The Millennium Commission, a United Kingdom public body, was set up to celebrate the turn of the millennium. It used funding raised through the UK National Lottery to assist communities in marking the close of the second millennium and celebrating the start of the third. The body was wound up in 2006.
Set up in 1993 by the National Lottery etc. Act 1993, the Commission was an independent non-departmental public body. Commissioners were appointed by the Queen on the advice of the Prime Minister; the Chair of the Commission was, for most of its life, the Secretary of State for Culture, Media and Sport, and for most of its life a second government minister was also a Commissioner. During Tessa Jowell's tenure as Chair the second Minister was Richard Caborn, as Minister for Sport, who preceded Jowell in the department by one day, and who left the department contemporaneously (when Gordon Brown became Prime Minister).
The Commission was wound up in December 2006 and its role was transferred to the Big Lottery Fund.
The Commission invested over £2 billion in buildings, environmental projects, celebrations and community schemes. Funded projects include:
There were initially nine commissioners – two ministers, one appointed by the opposition, and six independents.
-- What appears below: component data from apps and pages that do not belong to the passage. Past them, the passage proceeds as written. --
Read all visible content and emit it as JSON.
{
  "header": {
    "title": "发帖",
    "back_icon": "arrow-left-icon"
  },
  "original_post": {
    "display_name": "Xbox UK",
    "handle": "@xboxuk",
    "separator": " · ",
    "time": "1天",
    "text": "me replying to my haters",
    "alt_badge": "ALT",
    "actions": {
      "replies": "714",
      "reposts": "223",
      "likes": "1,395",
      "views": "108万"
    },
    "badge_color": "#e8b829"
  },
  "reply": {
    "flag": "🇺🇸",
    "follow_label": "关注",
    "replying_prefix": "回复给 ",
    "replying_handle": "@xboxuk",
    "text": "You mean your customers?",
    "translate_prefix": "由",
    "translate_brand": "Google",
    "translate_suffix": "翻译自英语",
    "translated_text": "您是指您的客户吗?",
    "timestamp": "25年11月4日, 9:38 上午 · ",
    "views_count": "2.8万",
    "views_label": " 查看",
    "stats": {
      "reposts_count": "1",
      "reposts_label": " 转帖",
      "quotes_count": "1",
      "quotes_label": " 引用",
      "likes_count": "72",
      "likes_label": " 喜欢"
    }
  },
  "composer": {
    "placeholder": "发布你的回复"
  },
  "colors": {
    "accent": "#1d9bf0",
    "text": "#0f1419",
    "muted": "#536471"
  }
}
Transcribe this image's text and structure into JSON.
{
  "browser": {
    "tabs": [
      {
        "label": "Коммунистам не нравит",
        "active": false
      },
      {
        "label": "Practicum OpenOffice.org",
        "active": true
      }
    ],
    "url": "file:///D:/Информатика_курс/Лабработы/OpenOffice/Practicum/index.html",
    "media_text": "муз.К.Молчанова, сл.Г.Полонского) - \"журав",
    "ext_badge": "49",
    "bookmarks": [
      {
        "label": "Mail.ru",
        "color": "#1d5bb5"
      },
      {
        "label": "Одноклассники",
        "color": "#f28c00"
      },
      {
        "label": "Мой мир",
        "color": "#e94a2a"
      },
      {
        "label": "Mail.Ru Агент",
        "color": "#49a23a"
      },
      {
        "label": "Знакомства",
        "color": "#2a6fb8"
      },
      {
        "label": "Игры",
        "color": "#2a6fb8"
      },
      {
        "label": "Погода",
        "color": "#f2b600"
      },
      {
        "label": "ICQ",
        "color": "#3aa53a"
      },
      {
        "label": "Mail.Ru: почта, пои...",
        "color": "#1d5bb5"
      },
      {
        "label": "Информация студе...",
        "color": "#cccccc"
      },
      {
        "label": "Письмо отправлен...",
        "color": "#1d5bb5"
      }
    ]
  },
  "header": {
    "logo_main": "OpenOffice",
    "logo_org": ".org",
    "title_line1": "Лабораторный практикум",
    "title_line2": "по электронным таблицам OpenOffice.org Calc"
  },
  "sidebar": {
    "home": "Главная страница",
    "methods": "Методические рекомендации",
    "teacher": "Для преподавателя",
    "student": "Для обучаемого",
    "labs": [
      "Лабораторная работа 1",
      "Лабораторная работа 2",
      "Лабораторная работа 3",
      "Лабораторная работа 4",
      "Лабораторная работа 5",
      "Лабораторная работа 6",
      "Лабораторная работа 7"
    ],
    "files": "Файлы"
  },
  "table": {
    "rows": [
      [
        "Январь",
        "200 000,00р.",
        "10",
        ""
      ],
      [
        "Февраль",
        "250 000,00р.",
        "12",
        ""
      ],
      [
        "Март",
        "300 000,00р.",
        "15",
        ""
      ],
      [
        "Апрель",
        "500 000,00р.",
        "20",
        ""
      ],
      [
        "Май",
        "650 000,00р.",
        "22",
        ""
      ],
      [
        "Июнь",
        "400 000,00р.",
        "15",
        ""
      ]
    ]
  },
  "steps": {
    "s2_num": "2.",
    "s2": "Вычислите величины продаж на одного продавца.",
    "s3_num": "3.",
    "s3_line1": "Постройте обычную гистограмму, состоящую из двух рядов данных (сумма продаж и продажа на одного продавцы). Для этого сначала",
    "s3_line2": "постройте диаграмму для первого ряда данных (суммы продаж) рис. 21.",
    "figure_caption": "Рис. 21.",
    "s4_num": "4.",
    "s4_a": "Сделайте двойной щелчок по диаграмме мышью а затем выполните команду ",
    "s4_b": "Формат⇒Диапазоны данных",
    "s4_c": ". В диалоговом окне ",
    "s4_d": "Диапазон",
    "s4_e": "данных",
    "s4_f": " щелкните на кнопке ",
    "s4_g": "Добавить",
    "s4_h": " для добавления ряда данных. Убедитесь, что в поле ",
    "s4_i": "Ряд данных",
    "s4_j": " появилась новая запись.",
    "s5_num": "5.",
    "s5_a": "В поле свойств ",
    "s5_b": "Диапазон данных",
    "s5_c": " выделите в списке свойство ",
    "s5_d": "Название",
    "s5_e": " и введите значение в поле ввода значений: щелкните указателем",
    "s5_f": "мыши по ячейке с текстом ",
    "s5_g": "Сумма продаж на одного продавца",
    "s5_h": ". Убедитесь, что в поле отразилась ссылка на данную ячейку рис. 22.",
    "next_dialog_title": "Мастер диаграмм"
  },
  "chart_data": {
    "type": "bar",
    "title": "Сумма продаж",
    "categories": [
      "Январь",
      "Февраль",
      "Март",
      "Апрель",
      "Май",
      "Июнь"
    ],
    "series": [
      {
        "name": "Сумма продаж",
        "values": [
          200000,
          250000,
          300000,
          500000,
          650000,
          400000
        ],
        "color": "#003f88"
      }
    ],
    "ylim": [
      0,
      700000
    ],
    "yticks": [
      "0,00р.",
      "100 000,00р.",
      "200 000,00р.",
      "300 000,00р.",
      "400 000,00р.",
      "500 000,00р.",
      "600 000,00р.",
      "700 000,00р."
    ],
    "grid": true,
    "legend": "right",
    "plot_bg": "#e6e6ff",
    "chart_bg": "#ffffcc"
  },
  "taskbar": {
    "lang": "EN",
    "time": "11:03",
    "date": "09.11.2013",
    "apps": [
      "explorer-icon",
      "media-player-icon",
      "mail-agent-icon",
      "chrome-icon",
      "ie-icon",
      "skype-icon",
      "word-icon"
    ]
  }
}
The number of commissioners was reduced to five as the work of the commission decreased. The final members were: